ACTIVITY:
Check every line below for the word "time" and copy each one that has it.
START SUPPLIED INFORMATION
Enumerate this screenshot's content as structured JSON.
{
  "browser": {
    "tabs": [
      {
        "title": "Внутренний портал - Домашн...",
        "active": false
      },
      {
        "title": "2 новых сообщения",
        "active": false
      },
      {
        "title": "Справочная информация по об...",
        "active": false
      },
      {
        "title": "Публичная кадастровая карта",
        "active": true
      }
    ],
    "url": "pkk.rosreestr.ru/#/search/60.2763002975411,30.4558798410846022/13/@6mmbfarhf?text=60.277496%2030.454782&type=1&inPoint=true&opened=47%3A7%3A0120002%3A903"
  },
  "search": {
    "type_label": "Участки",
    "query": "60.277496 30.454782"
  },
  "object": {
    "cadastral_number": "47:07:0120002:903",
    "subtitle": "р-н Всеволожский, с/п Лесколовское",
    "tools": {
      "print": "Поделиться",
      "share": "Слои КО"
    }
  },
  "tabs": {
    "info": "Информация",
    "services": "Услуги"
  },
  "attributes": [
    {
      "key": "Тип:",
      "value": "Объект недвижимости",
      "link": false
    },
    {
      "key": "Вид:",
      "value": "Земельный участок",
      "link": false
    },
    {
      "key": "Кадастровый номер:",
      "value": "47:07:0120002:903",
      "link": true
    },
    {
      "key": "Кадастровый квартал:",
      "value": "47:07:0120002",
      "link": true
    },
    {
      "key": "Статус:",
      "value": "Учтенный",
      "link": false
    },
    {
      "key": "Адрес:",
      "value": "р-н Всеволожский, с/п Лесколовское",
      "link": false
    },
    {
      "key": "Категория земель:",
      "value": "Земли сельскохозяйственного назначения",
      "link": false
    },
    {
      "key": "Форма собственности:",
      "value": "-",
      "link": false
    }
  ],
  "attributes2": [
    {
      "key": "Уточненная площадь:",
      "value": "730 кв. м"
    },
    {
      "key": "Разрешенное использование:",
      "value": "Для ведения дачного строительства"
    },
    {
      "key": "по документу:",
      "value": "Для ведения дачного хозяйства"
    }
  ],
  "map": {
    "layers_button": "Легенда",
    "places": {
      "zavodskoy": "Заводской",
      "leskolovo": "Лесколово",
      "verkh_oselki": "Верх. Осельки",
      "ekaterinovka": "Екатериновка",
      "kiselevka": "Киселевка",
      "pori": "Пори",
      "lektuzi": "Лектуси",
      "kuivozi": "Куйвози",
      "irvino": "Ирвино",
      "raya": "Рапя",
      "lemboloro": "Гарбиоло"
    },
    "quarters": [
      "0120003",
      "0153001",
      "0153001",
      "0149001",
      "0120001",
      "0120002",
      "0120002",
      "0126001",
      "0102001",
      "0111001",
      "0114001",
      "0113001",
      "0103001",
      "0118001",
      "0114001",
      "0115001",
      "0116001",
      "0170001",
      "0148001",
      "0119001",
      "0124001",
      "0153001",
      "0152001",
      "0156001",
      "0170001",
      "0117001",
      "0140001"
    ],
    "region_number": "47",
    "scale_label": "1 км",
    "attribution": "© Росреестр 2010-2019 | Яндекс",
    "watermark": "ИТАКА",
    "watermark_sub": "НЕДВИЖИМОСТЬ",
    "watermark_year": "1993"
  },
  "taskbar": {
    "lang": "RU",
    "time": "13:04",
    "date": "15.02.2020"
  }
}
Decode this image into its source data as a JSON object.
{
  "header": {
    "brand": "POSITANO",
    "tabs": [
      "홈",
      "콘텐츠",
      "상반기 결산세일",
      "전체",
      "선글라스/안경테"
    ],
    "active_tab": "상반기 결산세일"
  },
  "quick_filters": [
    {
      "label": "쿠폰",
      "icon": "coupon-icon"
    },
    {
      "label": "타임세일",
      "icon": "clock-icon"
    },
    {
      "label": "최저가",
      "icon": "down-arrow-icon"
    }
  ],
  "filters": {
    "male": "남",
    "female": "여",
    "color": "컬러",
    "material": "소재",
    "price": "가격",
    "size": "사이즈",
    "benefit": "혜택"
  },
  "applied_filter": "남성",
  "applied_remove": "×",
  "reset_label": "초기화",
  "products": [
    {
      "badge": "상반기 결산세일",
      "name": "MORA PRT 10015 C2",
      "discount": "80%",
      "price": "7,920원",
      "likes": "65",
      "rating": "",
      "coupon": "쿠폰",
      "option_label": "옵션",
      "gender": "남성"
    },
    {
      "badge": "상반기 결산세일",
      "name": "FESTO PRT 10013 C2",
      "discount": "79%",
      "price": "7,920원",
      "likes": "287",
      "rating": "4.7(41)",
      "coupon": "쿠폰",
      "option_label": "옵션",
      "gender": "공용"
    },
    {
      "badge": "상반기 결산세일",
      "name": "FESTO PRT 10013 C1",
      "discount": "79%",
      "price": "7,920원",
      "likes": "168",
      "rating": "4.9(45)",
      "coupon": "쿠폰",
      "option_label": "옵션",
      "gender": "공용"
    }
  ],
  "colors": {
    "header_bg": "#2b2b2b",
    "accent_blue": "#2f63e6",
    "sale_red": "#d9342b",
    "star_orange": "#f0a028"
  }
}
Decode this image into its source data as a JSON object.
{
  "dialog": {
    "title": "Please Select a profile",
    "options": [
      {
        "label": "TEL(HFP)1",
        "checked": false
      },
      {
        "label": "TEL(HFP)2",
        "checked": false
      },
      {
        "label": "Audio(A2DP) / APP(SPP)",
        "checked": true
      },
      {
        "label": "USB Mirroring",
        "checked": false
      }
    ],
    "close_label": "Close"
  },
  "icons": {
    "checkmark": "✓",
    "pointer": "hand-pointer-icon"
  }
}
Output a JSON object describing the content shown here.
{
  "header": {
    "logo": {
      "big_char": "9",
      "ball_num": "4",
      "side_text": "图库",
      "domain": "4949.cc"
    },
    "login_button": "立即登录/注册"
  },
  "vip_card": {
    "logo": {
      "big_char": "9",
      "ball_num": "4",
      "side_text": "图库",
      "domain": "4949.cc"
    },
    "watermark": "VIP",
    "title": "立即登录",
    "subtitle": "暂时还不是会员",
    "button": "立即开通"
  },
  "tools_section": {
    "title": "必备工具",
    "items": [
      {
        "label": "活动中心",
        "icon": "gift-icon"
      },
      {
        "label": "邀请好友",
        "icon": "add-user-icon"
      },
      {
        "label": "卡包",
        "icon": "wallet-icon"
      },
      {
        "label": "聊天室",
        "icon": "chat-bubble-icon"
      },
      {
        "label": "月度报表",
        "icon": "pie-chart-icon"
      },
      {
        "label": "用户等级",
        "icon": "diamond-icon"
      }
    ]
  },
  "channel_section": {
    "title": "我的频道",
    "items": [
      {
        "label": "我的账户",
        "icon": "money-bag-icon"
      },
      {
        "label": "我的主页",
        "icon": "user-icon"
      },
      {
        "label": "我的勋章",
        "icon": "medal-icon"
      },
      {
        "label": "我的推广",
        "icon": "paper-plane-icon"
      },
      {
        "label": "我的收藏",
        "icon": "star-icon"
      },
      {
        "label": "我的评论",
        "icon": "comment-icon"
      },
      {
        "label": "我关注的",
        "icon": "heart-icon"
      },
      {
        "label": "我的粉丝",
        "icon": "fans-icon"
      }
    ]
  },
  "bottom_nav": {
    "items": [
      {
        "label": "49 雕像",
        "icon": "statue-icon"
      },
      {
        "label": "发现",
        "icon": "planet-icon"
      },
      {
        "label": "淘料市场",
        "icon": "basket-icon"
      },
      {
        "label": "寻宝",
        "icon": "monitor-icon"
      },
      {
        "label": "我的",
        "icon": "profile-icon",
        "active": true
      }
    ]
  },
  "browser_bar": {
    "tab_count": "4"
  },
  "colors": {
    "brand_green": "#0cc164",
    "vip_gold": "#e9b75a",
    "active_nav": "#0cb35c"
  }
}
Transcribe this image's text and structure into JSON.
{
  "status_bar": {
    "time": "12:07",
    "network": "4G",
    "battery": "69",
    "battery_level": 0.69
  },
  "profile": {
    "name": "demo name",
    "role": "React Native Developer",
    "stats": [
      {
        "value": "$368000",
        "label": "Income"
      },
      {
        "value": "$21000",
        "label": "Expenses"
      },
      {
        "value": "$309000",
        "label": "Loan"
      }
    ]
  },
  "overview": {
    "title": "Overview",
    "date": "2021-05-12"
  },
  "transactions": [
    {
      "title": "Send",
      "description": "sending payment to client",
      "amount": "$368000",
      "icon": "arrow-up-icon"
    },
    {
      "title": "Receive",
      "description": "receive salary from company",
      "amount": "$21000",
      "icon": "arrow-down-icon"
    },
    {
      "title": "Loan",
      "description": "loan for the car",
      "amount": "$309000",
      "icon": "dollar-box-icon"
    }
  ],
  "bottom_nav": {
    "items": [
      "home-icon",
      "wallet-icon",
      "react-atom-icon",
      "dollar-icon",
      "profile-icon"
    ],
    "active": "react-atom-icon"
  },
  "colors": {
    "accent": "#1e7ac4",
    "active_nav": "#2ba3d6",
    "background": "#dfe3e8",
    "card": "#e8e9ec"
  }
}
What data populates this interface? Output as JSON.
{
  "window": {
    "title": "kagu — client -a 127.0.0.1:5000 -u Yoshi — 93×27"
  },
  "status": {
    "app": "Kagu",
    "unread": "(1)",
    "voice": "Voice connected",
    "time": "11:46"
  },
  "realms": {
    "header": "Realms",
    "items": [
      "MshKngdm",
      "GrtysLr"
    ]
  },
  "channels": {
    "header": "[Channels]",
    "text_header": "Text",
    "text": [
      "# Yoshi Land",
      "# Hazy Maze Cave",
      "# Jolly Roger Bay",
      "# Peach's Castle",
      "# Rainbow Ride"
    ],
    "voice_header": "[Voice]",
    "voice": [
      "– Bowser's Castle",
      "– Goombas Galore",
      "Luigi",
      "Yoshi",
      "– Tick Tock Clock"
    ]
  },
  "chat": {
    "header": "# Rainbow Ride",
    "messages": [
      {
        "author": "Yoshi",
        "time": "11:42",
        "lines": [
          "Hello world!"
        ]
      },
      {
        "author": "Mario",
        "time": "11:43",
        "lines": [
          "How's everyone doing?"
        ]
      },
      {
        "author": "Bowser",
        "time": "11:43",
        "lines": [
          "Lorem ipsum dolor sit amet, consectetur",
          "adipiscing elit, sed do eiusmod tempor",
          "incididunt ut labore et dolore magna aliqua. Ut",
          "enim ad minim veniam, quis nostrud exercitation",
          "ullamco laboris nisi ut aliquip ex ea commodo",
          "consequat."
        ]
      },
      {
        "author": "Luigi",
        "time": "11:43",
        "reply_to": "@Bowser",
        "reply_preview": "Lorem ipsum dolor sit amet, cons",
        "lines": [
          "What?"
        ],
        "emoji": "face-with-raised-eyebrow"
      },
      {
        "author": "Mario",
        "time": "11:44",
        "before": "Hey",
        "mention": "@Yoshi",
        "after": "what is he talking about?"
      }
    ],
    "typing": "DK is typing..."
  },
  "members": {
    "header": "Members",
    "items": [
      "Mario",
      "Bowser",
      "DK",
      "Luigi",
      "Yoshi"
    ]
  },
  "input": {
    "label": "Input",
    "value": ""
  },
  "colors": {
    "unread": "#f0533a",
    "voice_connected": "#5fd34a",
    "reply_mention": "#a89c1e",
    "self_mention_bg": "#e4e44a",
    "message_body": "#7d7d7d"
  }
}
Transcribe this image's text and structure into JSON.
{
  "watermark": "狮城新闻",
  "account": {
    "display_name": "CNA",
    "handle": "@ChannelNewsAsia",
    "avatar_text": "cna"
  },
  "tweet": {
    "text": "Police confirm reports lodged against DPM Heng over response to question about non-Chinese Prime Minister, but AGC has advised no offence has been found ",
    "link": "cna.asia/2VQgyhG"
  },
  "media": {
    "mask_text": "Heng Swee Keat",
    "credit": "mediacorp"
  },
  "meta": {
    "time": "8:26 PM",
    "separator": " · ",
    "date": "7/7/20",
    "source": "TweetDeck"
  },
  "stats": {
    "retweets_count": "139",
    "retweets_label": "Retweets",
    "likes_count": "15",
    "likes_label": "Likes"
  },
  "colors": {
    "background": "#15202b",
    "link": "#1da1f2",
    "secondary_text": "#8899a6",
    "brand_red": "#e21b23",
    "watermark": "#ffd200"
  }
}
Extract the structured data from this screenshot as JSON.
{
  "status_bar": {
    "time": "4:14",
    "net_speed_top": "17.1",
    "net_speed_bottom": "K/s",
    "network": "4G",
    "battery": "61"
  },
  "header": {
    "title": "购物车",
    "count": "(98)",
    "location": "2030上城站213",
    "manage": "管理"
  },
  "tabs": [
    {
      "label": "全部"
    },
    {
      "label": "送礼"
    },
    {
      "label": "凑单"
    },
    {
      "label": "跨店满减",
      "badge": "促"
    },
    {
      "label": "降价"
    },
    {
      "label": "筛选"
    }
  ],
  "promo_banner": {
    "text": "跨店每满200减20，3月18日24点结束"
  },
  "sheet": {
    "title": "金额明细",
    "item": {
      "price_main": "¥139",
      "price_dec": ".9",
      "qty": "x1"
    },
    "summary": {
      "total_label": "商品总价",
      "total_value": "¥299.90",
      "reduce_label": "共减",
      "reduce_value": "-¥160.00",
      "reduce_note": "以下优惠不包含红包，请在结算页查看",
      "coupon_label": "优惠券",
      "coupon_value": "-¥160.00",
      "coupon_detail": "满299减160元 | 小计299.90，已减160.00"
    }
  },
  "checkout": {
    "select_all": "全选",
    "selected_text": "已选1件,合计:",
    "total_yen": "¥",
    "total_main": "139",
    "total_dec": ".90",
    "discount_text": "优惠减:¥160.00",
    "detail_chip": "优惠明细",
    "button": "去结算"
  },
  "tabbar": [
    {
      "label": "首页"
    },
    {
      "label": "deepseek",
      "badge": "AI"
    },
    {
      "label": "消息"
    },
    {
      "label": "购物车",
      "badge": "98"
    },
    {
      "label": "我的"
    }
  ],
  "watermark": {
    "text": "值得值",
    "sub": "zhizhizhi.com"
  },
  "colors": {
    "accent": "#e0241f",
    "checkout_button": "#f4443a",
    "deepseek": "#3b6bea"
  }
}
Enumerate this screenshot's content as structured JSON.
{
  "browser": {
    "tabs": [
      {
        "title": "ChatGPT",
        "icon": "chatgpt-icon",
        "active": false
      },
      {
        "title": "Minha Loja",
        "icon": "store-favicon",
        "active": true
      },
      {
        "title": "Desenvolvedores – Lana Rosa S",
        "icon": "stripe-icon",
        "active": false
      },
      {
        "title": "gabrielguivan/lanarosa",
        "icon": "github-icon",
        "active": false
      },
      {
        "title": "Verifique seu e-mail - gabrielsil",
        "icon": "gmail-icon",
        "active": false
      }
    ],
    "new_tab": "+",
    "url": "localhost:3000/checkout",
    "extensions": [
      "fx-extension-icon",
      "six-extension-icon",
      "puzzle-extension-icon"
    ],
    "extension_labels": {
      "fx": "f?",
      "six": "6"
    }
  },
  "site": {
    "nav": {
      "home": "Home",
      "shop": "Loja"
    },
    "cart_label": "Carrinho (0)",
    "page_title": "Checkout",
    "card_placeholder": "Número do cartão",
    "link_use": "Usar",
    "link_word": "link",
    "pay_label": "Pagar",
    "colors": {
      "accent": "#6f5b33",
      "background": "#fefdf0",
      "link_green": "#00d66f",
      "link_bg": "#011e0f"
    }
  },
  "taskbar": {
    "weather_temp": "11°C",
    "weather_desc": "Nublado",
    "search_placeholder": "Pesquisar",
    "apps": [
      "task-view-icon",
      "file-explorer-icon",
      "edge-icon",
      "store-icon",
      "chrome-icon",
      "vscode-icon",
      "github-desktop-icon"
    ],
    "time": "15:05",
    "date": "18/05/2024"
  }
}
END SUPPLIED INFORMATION
EXERCISE ANSWER:
    "time": "13:04",
    "time": "12:07",
    "time": "11:46"
        "time": "11:42",
        "time": "11:43",
        "time": "11:43",
        "time": "11:43",
        "time": "11:44",
    "time": "8:26 PM",
    "time": "4:14",
    "time": "15:05",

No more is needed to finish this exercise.